And – BPL sells a twin bivy, and that would be a solution to a down bag, and it would nix the need for a ground-cloth. It's kind of expensive, so I can't truly recommend it. Actually, a big bivy sack would be nice, because they are all so dinky.
(Hmmmm – I bet if you wrote a nice letter, the folks at BPL might send it to you to test – before buying – maybe)
Also – The tarps are all open, so they are super as far as air flow, you'll be DRYER under a tarp than in a tent (really)!
M!Jan 16, 2009 at 5:24 am #1470579
@vja4himLocale: Central Valley
The tarptent looks like something I could use … I need to find the right tent to carry on my Electra Townie for camping, mostly by myself, but I'm hoping that one of my boys will tag along sometime ….
I need something that will keep the water out, that is rugged, and compact to pack onto my bicycle.

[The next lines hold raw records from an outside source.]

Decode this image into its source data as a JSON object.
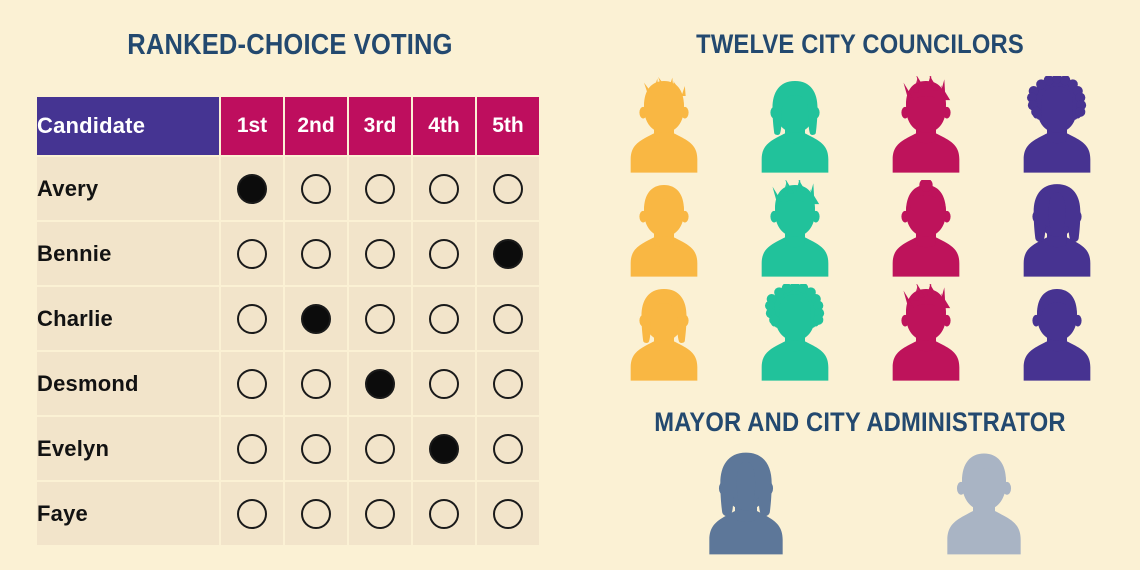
{
  "theme": {
    "background": "#fbf1d4",
    "title_color": "#23496f",
    "header_purple": "#453492",
    "header_crimson": "#be0e5e",
    "row_background": "#f2e4ca",
    "bubble_outline": "#1a1a1a",
    "bubble_fill": "#0c0c0c"
  },
  "left": {
    "title": "RANKED-CHOICE VOTING",
    "table": {
      "columns": [
        "Candidate",
        "1st",
        "2nd",
        "3rd",
        "4th",
        "5th"
      ],
      "rows": [
        {
          "candidate": "Avery",
          "marks": [
            true,
            false,
            false,
            false,
            false
          ]
        },
        {
          "candidate": "Bennie",
          "marks": [
            false,
            false,
            false,
            false,
            true
          ]
        },
        {
          "candidate": "Charlie",
          "marks": [
            false,
            true,
            false,
            false,
            false
          ]
        },
        {
          "candidate": "Desmond",
          "marks": [
            false,
            false,
            true,
            false,
            false
          ]
        },
        {
          "candidate": "Evelyn",
          "marks": [
            false,
            false,
            false,
            true,
            false
          ]
        },
        {
          "candidate": "Faye",
          "marks": [
            false,
            false,
            false,
            false,
            false
          ]
        }
      ]
    }
  },
  "right": {
    "councilors_title": "TWELVE CITY COUNCILORS",
    "councilors_count": 12,
    "councilors": [
      {
        "name": "councilor-1",
        "color": "#f9b743",
        "hair": "short-tousled"
      },
      {
        "name": "councilor-2",
        "color": "#21c29b",
        "hair": "bob"
      },
      {
        "name": "councilor-3",
        "color": "#be135b",
        "hair": "spiky"
      },
      {
        "name": "councilor-4",
        "color": "#473391",
        "hair": "afro"
      },
      {
        "name": "councilor-5",
        "color": "#f9b743",
        "hair": "plain"
      },
      {
        "name": "councilor-6",
        "color": "#21c29b",
        "hair": "spiky"
      },
      {
        "name": "councilor-7",
        "color": "#be135b",
        "hair": "bun"
      },
      {
        "name": "councilor-8",
        "color": "#473391",
        "hair": "long"
      },
      {
        "name": "councilor-9",
        "color": "#f9b743",
        "hair": "bob"
      },
      {
        "name": "councilor-10",
        "color": "#21c29b",
        "hair": "afro"
      },
      {
        "name": "councilor-11",
        "color": "#be135b",
        "hair": "spiky"
      },
      {
        "name": "councilor-12",
        "color": "#473391",
        "hair": "plain"
      }
    ],
    "mayor_title": "MAYOR AND CITY ADMINISTRATOR",
    "leaders": [
      {
        "name": "mayor",
        "color": "#5d7799",
        "hair": "long"
      },
      {
        "name": "city-administrator",
        "color": "#a9b4c4",
        "hair": "plain"
      }
    ]
  }
}
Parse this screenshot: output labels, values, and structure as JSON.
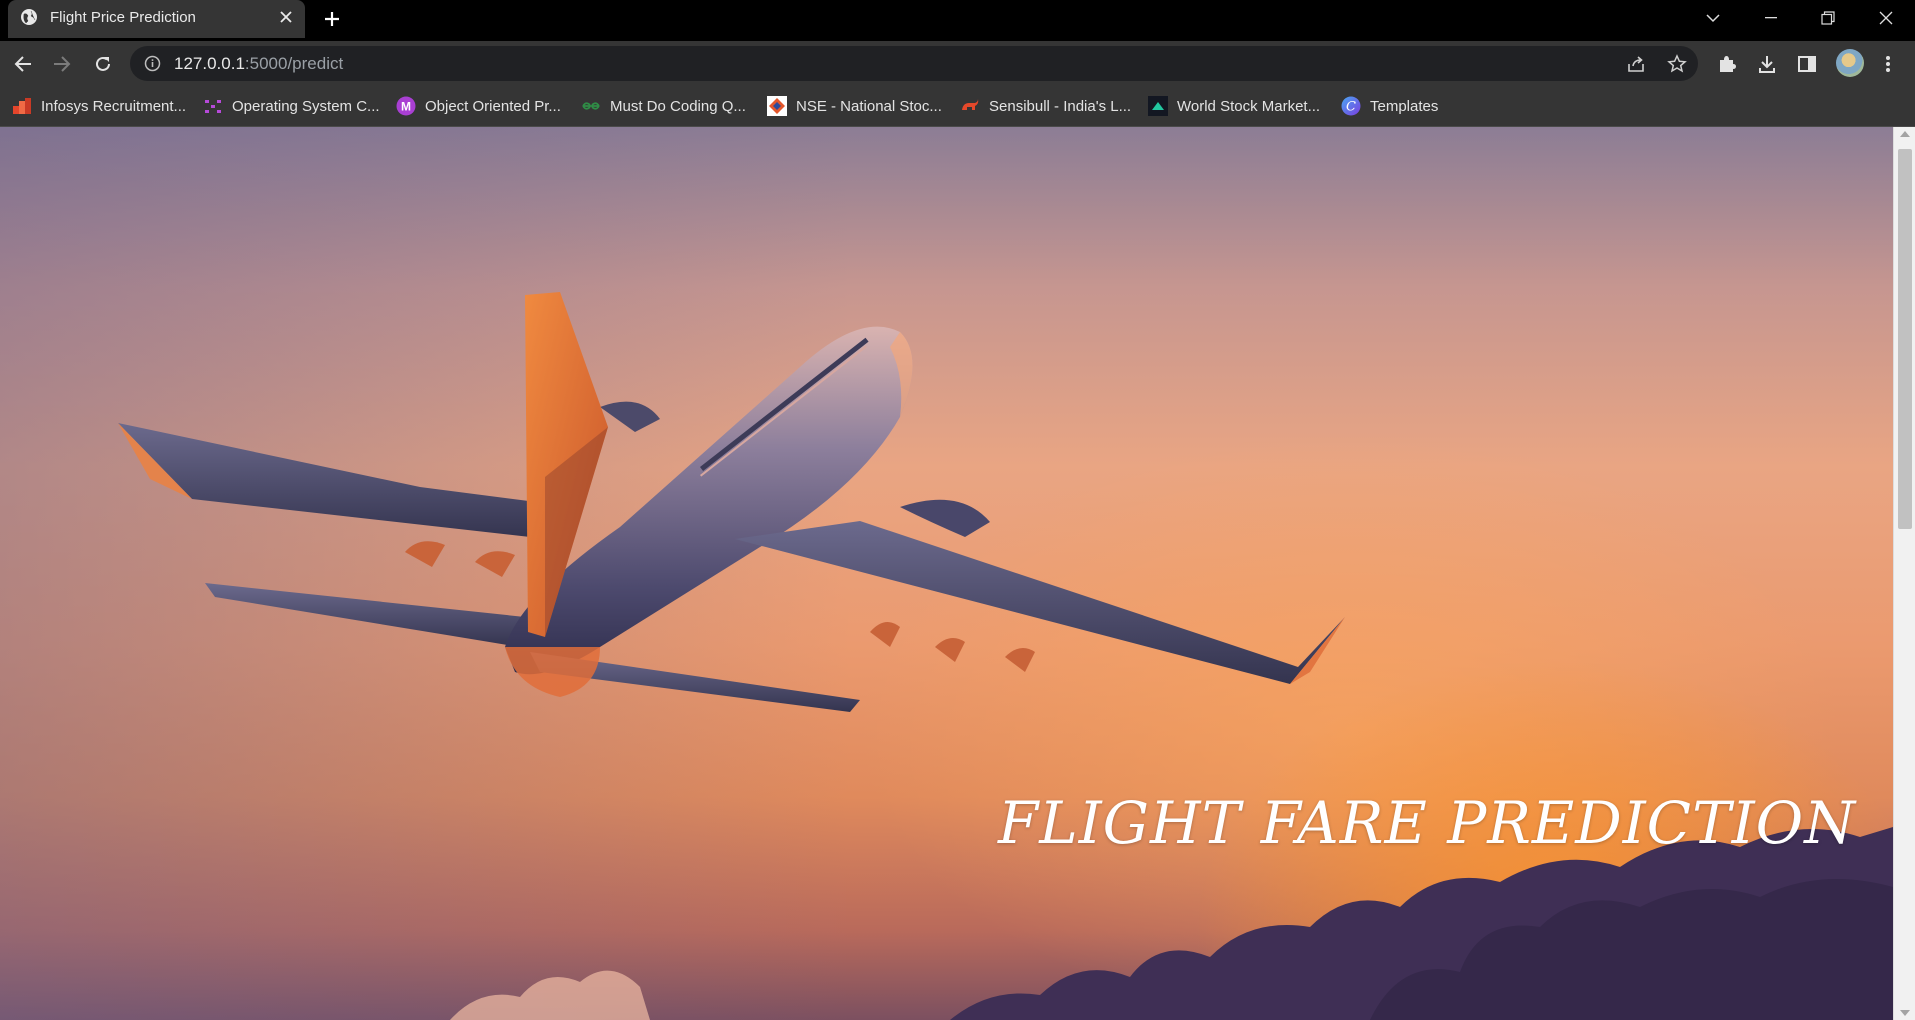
{
  "tab": {
    "title": "Flight Price Prediction"
  },
  "address_bar": {
    "url_host": "127.0.0.1",
    "url_path": ":5000/predict"
  },
  "bookmarks": [
    {
      "label": "Infosys Recruitment...",
      "icon": "infosys-icon",
      "color": "#e5452b"
    },
    {
      "label": "Operating System C...",
      "icon": "dots-icon",
      "color": "#b64ad9"
    },
    {
      "label": "Object Oriented Pr...",
      "icon": "m-circle-icon",
      "color": "#a93fd3"
    },
    {
      "label": "Must Do Coding Q...",
      "icon": "geeks-icon",
      "color": "#2f8d46"
    },
    {
      "label": "NSE - National Stoc...",
      "icon": "nse-icon",
      "color": "#e3572c"
    },
    {
      "label": "Sensibull - India's L...",
      "icon": "bull-icon",
      "color": "#e5482a"
    },
    {
      "label": "World Stock Market...",
      "icon": "tradingview-icon",
      "color": "#22c7a0"
    },
    {
      "label": "Templates",
      "icon": "canva-icon",
      "color": "#4aa7f2"
    }
  ],
  "hero": {
    "title": "FLIGHT FARE PREDICTION"
  }
}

Any suggestions much appreciated … !!! Thanks!
— vja4Him * Riding 4 LifeJan 16, 2009 at 7:39 am #1470594
I recently bought both the Cloudburst tarptent and the Rainshadow tarptent. The Cloudburst is a 2-person tent that could probably fit myself and my two kids (5 and 7 year old). Because it is 8' long, I can also get my gear inside. It seems to be more durable than other "tarp-style" tents I've seen. It also compacts down quite small and weighs less than 3 lbs.
Hope this helps…Mar 30, 2009 at 10:49 pm #1489991
I am similar to your size. I was 6'2" 260 (until a recent weight loss) and really like my tarptent cloudburst. It is designed for 2 people and I fit in it fine with a second person. It has lots of room for my shoulders, which seems rare in 2 person tents.Apr 11, 2009 at 5:33 pm #1493322
@ramblerLocale: On the AT in VA
Rugged and compact: I have a 6×8 tarp to which I added an 8" "beak" to the front. It fits into a pouch with a zipper 5"x8"x2" with four stakes and tie lines which all together weighs 15 oz. For instance I am wearing a fleece vest right now with two side pockets. The tarp easily fits into one pocket, when holding it flat in my hand< I can still see the tips of my thumb and fingers. When pitched it is supported by two hiking poles, but it could be tied off between trees or your bike or a couple of sticks, etc. It is a flat or Cat Tarp" well made by Oware USA out of silnylon.
If you need mosquito netting SMD Wild Oasis has room for yourself and gear needs only one supporting pole. Look for reviews at this site. It is a great product weighs less than a pound by itself and tie-outs, packs very small for your bike or pack.
The principles of lightweight backpacking apply to bike camping as well. No need to bike with a heavy tent.Apr 11, 2009 at 5:38 pm #1493326
Frank I flip my bike upsidown and use it as a main support for the tarp, no poles and I make stakes out of small branches. AliApr 12, 2009 at 9:09 am #1493420
@ramblerLocale: On the AT in VA
Here is another source for tarps:Apr 15, 2009 at 2:35 pm #1494311
This is a set up that I put together for someone else. It's the Contrail,22 oz.
The bike becomes the pole, it stays up for the same reason a pole stays up, vertical pressure. This way the bike is close to you and pretty impossible to steal/damage. The entry will be a bit aquard but doable. Note that you get extra height by having the bike up this way rather than turning it upside down. For extra security you could always apply the brakes ( a piece of velcro rapped around to keep them pulled in)
BTW, it should also give the OP an idea of what a Tarptents looks like.
For Tarptent pics see
http://www.tarptent.com/ products and what's new
You must be logged in to reply to this topic.